- Composer:Jean-Philippe Rameau
- Librettist:Adrien-Joseph Le Valois d'Orville
- Creation date:1745
- Creation place:France
- Acts number:4
- Original language:French
- Opera House of original production:Beijing National Centre for the Performing Arts
This is not the fable of the Frog and the Ox...the story is much better! Irresistibly ugly, the water nymph Platée is convinced that Jupiter is in love and wants to marry her. This premise is the start of a chain of misunderstandings that gives this comedy by Jean-Philippe Rameau its rhythm, irony and biting wit – even if one ends up feeling sorry for the poor water nymph, who, from scene to scene, goes from failure to humiliation. A jewel of French baroque opera, Platée is considered a ballet buffon. Around the libretto of Valois d'Orville, a comic masterpiece, Rameau's musical inventiveness is omnipresent. Each scene is an iconoclastic mixture of arias, choruses and dances that flesh out an intrigue full of secondary roles and adventures. It is interesting to imagine what it must have been like when this madcap work was presented for the first time at the court of Versailles, for the wedding of Louis, Dauphin of France, to the Infanta Maria Theresa of Spain...
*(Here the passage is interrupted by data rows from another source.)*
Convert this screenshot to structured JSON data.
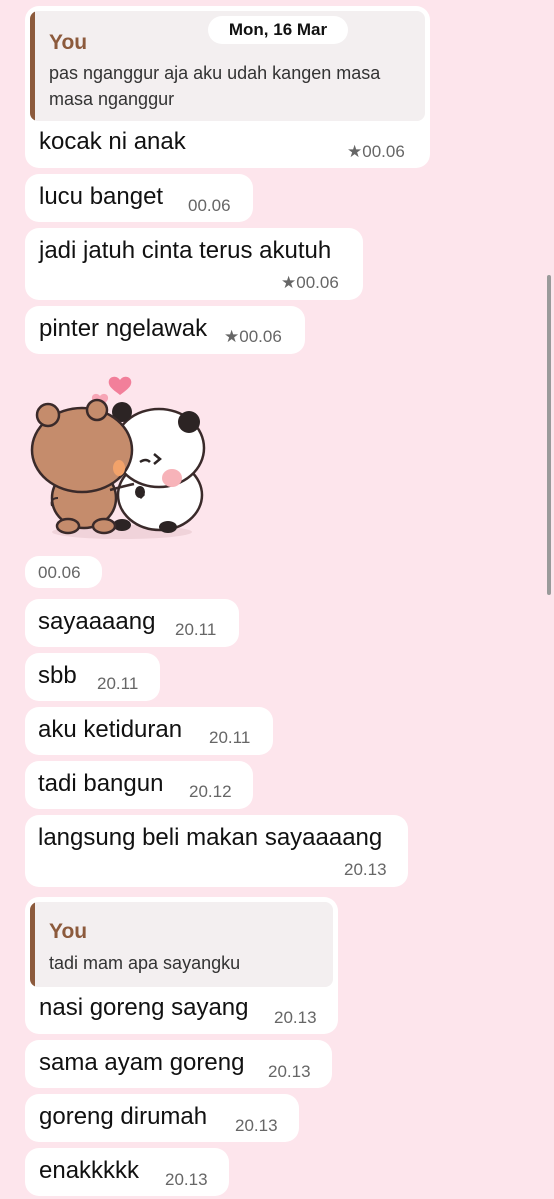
{
  "date_divider": "Mon, 16 Mar",
  "messages": [
    {
      "quote": {
        "author": "You",
        "lines": [
          "pas nganggur aja aku udah kangen masa",
          "masa nganggur"
        ]
      },
      "text": "kocak ni anak",
      "time": "00.06",
      "starred": true
    },
    {
      "text": "lucu banget",
      "time": "00.06",
      "starred": false
    },
    {
      "text": "jadi jatuh cinta terus akutuh",
      "time": "00.06",
      "starred": true
    },
    {
      "text": "pinter ngelawak",
      "time": "00.06",
      "starred": true
    },
    {
      "sticker": "bear-and-panda-hug-sticker",
      "time": "00.06"
    },
    {
      "text": "sayaaaang",
      "time": "20.11"
    },
    {
      "text": "sbb",
      "time": "20.11"
    },
    {
      "text": "aku ketiduran",
      "time": "20.11"
    },
    {
      "text": "tadi bangun",
      "time": "20.12"
    },
    {
      "text": "langsung beli makan sayaaaang",
      "time": "20.13"
    },
    {
      "quote": {
        "author": "You",
        "lines": [
          "tadi mam apa sayangku"
        ]
      },
      "text": "nasi goreng sayang",
      "time": "20.13"
    },
    {
      "text": "sama ayam goreng",
      "time": "20.13"
    },
    {
      "text": "goreng dirumah",
      "time": "20.13"
    },
    {
      "text": "enakkkkk",
      "time": "20.13"
    }
  ],
  "icons": {
    "star": "star-icon",
    "sticker": "bear-and-panda-hug-sticker"
  },
  "colors": {
    "background": "#fde5ec",
    "bubble": "#ffffff",
    "quote_accent": "#8c5a3c",
    "quote_bg": "#f3eff0",
    "time": "#666666"
  }
}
The prologue sets the stage for the action: Thespis, Momus and Thalie announce the subject of the play. It is a comedy mocking the folly of man...and the story of a trap set by Jupiter to cure Juno of her jealousy. The trap? It consists in convincing the water nymph Platée that Jupiter is in love with her. Mercury officially declares Jupiter’s love to Platée. When the god appears before her – first as a donkey, then an owl - the nymph calls on the birds of the marshes, but they scare Jupiter away. Luckily he quickly returns and declares his love for Platée. He even wants to marry her. La Folie comes to sing for the fiancée during an absolutely chaotic scene. However, as the couple prepares for the wedding, Juno arrives. Furious, she puts an end to the farce and ascends to the heavens with Jupiter. Humiliated, Platée understands she has been duped. She swims off into the marshes, as the chorus sings an ironic song in her honour.
A prologue sets the stage for the story. Thespis, the inventor of comedy, is joined by Thalie, Momus and Love. They want to stage an entertainment, a re-enactment of Jupiter’s attempts to cure his wife, Juno, of her jealousy. Jupiter will pretend to love the hideous Platée, queen of the marshes. The show will also be an opportunity to demonstrate the folly of men.
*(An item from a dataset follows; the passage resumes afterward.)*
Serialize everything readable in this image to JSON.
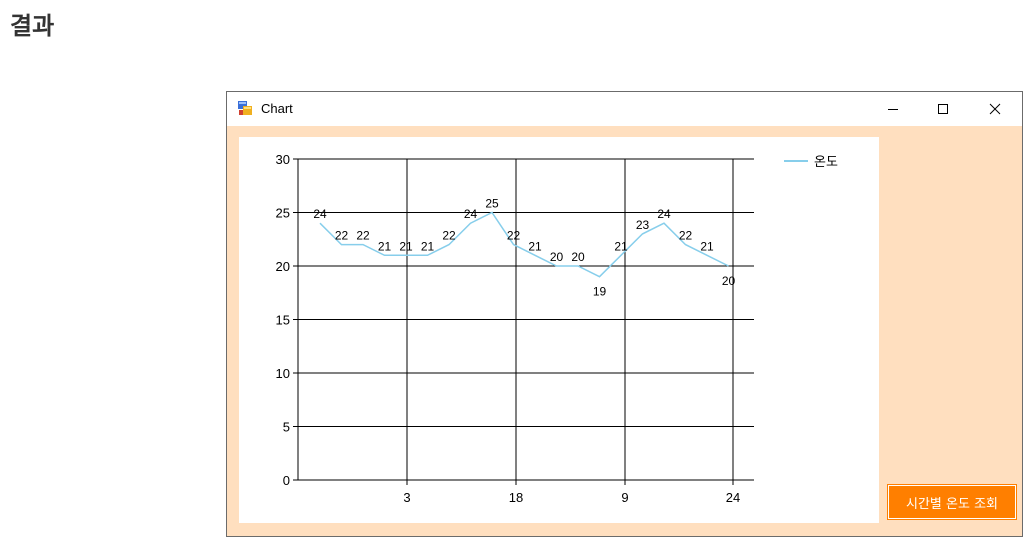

In a pastoral setting, Platée appears, mincing about.
When Citheron appears, Platée tries to seduce him. She believes he is shy...before understanding that her charms are not working. “You are deceitful with me, she says, tell me why?” A chorus of amphibians repeats Platée's "why", croaking like toads on the last syllable...
Excerpt: « Dis-donc pourquoi »
The trap is set. While Platée weeps, Mercury comes and solemnly announces that Jupiter is hopelessly in love with her. The nymphs dance around Platée, but a storm erupts, sweeping them all away.
Platée is overjoyedat the thought of Jupiter’s love… She calls the birds and sings of her happiness, when finally the god appears before her. Now it is the turn of La Folie to entertain in a show-stopping scene. After stealing Apollo’s lyre, La Folie sings a beautiful aria, exciting all the madmen, who dance around her. Preparations for Jupiter and Platée's wedding are in full swing !
As the wedding approaches, various delegations arrive, hinting at the grotesque pomp of the upcoming event. As the entertainment continues, Platée languishes in her wedding dress. Then Juno appears and puts an end to the farce.She rises to the heavens with Jupiter, leaving behind the humiliated nymph. Mocked by all, Platée promises to get revenge and unleash her wrath from her cave. Then she jumps into the marsh, leaving the chorus to sing an ironic song in her honour.